An Opportunity for Reform
an essay by
Delano P Wegener, Ph.D.
What do instruction, teaching, learning, conditions of learning, mastery learning, Bloom's taxonomies of learning objectives, and Computer Based Training (CBT) have in common?

Individually each of the above topics is interesting and certainly has value. However, if these topics are properly assimilated, the result is truly an opportunity to significantly reform training for the better.

In this article I will briefly describe how computer based training can be used to bind these topics together. The discussions here are necessarily brief and are intended to whet the appetite of the reader rather than convey a working knowledge of the topics.

Computer Based Training:
Computer Based Training (CBT), Technology Based Training (TBL), Computer Based Learning (CBL), Computer Based Education (CBE), and Computer Based Instruction (CBI) are synonyms for systems which use the computer to facilitate learning. Each incorporates Computer Assisted Instruction (CAI), Computer Managed Instruction (CMI), and Computer Supported Learning Resources (CSLR).

CAI is that part of CBT which interacts directly with the student to present lesson content and is a medium of instruction just as film, lecture, and textbooks. CMI is the part of CBT which does testing, record keeping, reporting, and generates prescriptions. CSLR is that part of CBT which contains the resources to be used by the CBT system. The database of pictures (bitmaps) used in a CBT system is part of the CSLR.

CBT is normally delivered for installation on standalone computers or small computer networks. Delivery of real time CBT via the Internet is now possible and will improve dramatically in the next few years.

Learning:
Learning is a complex activity involving reception of stimuli, storage in short-term memory, semantic encoding for storage in long term memory, retrieval from long-term memory, and response generation. Although the process of learning is complex, cognitive psychology provides a tremendous amount of information about the learning process and how internal and external stimuli affect that process.

Instructional design should be based on established theories of learning from cognitive psychology.

Instruction:
Gagne (pronounced gan-yea) defines instruction as the set of events that affect learners in such a way that learning is facilitated. He also defines teaching as the set of events, which may have a direct affect on learning, set in motion by a teacher.

Instruction may include events generated by a page of print, a lecture, a picture, a television program, objects on a computer screen, animation, morphing, simulation, physical objects, etc. It is interesting to observe that neither instruction nor learning involve a teacher.

John B. Carroll asserts that teaching should be the management of learning. This concept of teaching is easily adapted to CBT.

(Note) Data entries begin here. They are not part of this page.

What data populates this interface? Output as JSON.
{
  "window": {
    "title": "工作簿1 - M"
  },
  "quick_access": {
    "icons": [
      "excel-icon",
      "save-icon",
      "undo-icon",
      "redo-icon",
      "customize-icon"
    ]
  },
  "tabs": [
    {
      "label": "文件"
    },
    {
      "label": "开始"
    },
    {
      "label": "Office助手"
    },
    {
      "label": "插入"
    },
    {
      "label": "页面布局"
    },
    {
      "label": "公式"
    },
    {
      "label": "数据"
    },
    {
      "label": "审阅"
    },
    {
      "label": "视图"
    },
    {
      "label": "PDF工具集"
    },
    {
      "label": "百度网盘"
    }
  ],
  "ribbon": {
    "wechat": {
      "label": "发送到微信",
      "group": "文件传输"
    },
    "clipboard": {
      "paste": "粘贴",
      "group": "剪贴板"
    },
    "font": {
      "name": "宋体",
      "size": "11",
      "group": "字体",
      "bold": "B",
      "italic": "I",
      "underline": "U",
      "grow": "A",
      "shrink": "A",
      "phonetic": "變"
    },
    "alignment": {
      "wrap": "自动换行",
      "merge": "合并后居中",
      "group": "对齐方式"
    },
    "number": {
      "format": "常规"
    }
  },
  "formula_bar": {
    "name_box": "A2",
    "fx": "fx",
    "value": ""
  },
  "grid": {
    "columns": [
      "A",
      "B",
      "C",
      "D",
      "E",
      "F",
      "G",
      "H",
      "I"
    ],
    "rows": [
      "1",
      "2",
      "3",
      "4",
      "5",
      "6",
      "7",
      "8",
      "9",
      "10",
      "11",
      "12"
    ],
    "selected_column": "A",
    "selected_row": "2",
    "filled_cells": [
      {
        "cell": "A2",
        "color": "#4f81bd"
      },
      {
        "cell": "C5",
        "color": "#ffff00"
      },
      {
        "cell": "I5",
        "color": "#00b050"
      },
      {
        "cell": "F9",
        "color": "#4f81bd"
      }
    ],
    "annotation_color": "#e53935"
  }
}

CBT should be the management of learning and should include the largest possible set of events which facilitate learning.

It is important to recognize that CBT cannot provide all instruction. Some of the events which facilitate learning, such as "hands on" experience cannot be replaced with CBT.

Conditions of Learning:
Those factors, internal and external, which influence learning are called conditions of learning. An example of an external condition of learning is the degree of emphasis given to one subpart of a drawing. Internal conditions of learning are previously learned capabilities. The conditions of learning are the factors which make learning occur.

CBT should control external conditions of learning to maximize their affect on learning.

CBT should determine the internal conditions of learning of each learner and manage each student's learning in accordance to his/her internal conditions of learning.

Mastery Learning:
In 1968, Benjamin Bloom transformed John B. Carroll's "Model of School Learning" from a conceptual model into an effective working model.

A word of warning; do not confuse the Mastery Learning model with many similar sounding models which may or may not contain some of the critical ingredients of the Mastery Learning model.

The Mastery Leaning model is exceptionally effective when properly implemented. In studies where strategies have been refined, 90 percent of the mastery learning students have achieved as well as the top 20 percent of the non-mastery learning students. A seven year study conducted by myself and Melvin Poage (mathematics author and educator) confirmed these data.

It is my opinion, based on the above seven year experiment, that although Bloom's model is an effective working model, it is not a cost effective model in the traditional instructional environment. However, the prohibitive cost factors found in Bloom's model can be removed when the instructional environment is changed to CBT.

CBT should use the best strategies to implement the Mastery Learning Model.

Construction of learning objectives for CBT should follow Bloom's Taxonomy of Learning Objectives.

Conclusion:
Predicting the future of CBT is virtually impossible. There is the potential for greatness and there is the potential for total failure. What we find in the years 2000 or 2005 depends entirely on those of us involved with training and development.

If we remain enamored with technology for its own sake and continue to follow the easy path of least resistance, then CBT will probably be very close to the "total failure" end of the spectrum.

If we become serious about instruction, learning, and CBT by developing CBT as outlined above, then we can expect a real reform in training which will permit 90 per cent of trainees to achieve to the same level of competence as the top 20 percent in current training systems. Furthermore trainees will be able to participate in that training from any point on the globe.


The opportunity for positive reform is ours.